Whole Number 70
The following item appeared recently in the Williamson County Sun published in Georgetown, Texas: "A poignant story and mystery dating back to 1917 came to light last week as a gentleman and his family made the journey all the way from New Mexico to try and locate information about his father, who died near Georgetown in early May of 1917. The visitor this year was A. J. Sparks of Deming, New Mexico. Just a little more than 53 years ago, his father, David Sparks, and David's brother, Henry, were travelling across Texas. David Sparks became ill and the two men camped near a small creek a few miles from Georgetown. Sometime between May 1 and May 14, 1917, David Sparks died, His brother buried him and continued on his journey, arriving at the home of David's wife in Kemprier, Texas. Henry informed his sister-in-law of the tragedy. A. J. was just a young man at the time, recalls only this meager information regarding the death of his father. David Sparks had been a Texas Ranger around the 1870s and 80s, and also served as a deputy sheriff in El Paso in the late 1890s. He had never lived in Georgetown, but fate simply claimed his life at the time he was nearby. A. J. Sparks would like to find out something more about his father - - and the trip down to central Texas was in search of information. Files of the Sun revealed nothing regarding his death, and records of him in the Court House were also not found."

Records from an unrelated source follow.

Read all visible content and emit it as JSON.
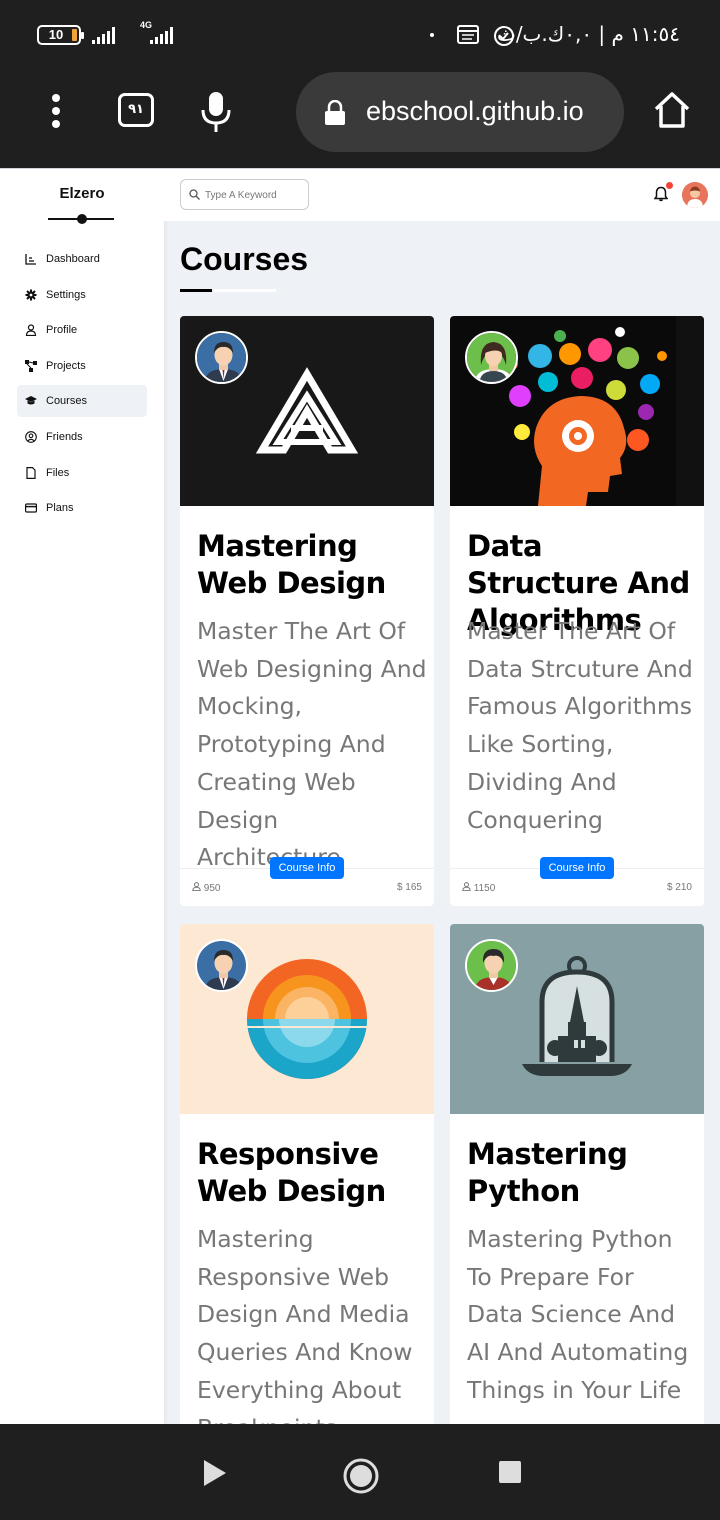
{
  "status_bar": {
    "battery": "10",
    "network": "4G",
    "time_rtl": "١١:٥٤ م | ٠,٠ك.ب/ث"
  },
  "browser": {
    "tabs_count": "٩١",
    "url": "ebschool.github.io"
  },
  "sidebar": {
    "brand": "Elzero",
    "items": [
      {
        "label": "Dashboard",
        "icon": "chart-icon"
      },
      {
        "label": "Settings",
        "icon": "gear-icon"
      },
      {
        "label": "Profile",
        "icon": "user-icon"
      },
      {
        "label": "Projects",
        "icon": "diagram-icon"
      },
      {
        "label": "Courses",
        "icon": "graduation-cap-icon",
        "active": true
      },
      {
        "label": "Friends",
        "icon": "user-circle-icon"
      },
      {
        "label": "Files",
        "icon": "file-icon"
      },
      {
        "label": "Plans",
        "icon": "credit-card-icon"
      }
    ]
  },
  "topbar": {
    "search_placeholder": "Type A Keyword"
  },
  "page": {
    "title": "Courses"
  },
  "courses": [
    {
      "title": "Mastering Web Design",
      "description": "Master The Art Of Web Designing And Mocking, Prototyping And Creating Web Design Architecture",
      "button": "Course Info",
      "students": "950",
      "price": "$ 165"
    },
    {
      "title": "Data Structure And Algorithms",
      "description": "Master The Art Of Data Strcuture And Famous Algorithms Like Sorting, Dividing And Conquering",
      "button": "Course Info",
      "students": "1150",
      "price": "$ 210"
    },
    {
      "title": "Responsive Web Design",
      "description": "Mastering Responsive Web Design And Media Queries And Know Everything About Breakpoints"
    },
    {
      "title": "Mastering Python",
      "description": "Mastering Python To Prepare For Data Science And AI And Automating Things in Your Life"
    }
  ],
  "colors": {
    "accent": "#0075ff",
    "page_bg": "#eef1f5",
    "notification": "#f44336"
  }
}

Whole Number 72
MORE ON DAVID SPARKS WHO DIED IN 1917 NEAR GEORGETOWN, TEXAS
In the Quarterly for June 1970, Whole No. 70, page 1314, we reprinted an item from the Williamson County Sun about a man named A. J. Sparks who was searching for the grave of his father. The following item appeared in this paper on June 18, 1970:
"A story in last week's SUN asked for help for a New Mexico man, A. J. Sparks, who was here recently searching for information about his father who died near Georgetown when he was traveling through the country on an expedition in 1917. Clyde Raney reported that he remembers the incident and can take Mr. Sparks to his father's grave in Berry's Creek Cemetery. The SUN staff wrote this news to Mr. Sparks immediately. Mr. Raney remembers hearing his father tell of the traveler who camped in the upper end of the park and took sick and died; of the men who went out to dig a grave; and of the eight or ten men who were at the funeral service - - all of this made an indelible impression on the twelve year old Clyde. He remembers the careful way the grave was dug and that it was close to the fence where two live oak trees grew. He went out to the old cemetery last week and located an unmarked grave in the spot that he remembered."